[Records provided Boundary: Start]

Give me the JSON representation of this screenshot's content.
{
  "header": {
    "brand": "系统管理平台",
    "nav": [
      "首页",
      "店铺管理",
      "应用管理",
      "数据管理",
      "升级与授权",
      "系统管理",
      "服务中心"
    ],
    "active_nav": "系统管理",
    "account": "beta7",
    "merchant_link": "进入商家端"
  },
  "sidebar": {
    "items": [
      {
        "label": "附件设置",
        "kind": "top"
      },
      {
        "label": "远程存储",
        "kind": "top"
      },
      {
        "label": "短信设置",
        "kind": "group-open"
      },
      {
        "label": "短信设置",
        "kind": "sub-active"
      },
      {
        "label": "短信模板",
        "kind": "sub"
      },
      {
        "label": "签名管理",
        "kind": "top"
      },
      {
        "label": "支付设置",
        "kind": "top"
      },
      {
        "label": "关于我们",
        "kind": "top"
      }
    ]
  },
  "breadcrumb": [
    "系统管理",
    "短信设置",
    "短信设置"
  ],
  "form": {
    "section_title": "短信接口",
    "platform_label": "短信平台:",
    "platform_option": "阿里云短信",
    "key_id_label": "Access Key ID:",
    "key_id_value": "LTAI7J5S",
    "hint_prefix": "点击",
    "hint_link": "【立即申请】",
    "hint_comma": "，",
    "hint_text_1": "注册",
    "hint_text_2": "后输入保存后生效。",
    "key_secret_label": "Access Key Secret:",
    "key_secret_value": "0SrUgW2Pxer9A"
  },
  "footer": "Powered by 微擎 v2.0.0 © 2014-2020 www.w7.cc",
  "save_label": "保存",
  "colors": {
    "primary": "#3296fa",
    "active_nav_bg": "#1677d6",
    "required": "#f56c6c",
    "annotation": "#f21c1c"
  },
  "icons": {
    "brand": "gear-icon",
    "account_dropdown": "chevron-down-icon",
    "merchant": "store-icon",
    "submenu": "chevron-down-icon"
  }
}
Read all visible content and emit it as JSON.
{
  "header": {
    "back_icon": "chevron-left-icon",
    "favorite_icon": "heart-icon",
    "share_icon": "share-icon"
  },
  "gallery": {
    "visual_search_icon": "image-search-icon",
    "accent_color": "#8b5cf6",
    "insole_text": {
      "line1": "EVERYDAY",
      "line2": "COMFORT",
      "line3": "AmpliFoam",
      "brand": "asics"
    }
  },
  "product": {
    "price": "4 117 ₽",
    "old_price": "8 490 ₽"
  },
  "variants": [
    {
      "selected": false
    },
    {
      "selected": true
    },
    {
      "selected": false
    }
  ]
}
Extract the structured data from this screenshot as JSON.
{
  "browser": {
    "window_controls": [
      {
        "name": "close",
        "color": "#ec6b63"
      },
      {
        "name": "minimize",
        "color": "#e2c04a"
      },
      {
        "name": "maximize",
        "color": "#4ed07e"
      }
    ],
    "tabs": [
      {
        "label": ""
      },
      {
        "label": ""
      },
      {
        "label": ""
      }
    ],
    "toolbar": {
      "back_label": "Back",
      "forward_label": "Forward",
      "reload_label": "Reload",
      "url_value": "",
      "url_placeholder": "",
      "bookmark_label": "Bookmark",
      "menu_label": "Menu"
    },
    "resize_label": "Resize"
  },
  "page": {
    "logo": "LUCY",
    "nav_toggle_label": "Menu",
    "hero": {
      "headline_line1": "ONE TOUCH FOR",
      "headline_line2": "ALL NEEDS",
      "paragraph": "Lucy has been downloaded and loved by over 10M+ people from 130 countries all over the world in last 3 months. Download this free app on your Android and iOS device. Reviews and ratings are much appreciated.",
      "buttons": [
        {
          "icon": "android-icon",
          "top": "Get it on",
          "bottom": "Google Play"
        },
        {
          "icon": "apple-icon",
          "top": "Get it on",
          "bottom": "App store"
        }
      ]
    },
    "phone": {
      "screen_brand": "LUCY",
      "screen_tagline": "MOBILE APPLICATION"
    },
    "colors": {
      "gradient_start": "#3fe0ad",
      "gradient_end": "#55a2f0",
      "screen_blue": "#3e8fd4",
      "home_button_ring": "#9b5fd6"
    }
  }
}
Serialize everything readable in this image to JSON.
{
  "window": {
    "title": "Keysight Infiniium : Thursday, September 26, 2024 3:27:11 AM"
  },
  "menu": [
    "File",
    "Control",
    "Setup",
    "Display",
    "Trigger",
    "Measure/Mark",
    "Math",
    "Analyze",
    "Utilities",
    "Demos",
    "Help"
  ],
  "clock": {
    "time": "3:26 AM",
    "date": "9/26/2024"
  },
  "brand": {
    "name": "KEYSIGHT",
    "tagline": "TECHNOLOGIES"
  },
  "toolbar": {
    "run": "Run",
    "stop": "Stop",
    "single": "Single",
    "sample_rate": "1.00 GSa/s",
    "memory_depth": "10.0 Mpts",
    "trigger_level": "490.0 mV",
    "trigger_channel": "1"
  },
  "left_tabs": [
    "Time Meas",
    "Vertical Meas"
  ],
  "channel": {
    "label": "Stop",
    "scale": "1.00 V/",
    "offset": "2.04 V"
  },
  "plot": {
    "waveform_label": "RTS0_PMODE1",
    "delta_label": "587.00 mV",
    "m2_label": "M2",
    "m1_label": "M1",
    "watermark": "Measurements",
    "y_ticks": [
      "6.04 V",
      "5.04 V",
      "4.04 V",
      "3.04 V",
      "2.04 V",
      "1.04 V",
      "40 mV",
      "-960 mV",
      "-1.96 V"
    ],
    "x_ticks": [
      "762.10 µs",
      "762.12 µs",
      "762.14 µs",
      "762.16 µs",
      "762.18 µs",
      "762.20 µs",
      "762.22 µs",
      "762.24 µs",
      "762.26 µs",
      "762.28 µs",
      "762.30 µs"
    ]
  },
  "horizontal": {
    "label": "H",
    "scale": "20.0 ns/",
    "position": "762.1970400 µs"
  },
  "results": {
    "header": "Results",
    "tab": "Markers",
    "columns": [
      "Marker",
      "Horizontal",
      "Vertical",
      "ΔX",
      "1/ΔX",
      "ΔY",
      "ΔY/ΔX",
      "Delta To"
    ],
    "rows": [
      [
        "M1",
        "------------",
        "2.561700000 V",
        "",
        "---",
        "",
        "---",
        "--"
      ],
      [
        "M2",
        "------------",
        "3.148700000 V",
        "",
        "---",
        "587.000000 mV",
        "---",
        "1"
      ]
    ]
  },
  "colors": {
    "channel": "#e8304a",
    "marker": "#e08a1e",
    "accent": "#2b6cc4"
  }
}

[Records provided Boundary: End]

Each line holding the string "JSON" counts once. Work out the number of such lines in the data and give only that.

* Task response: 4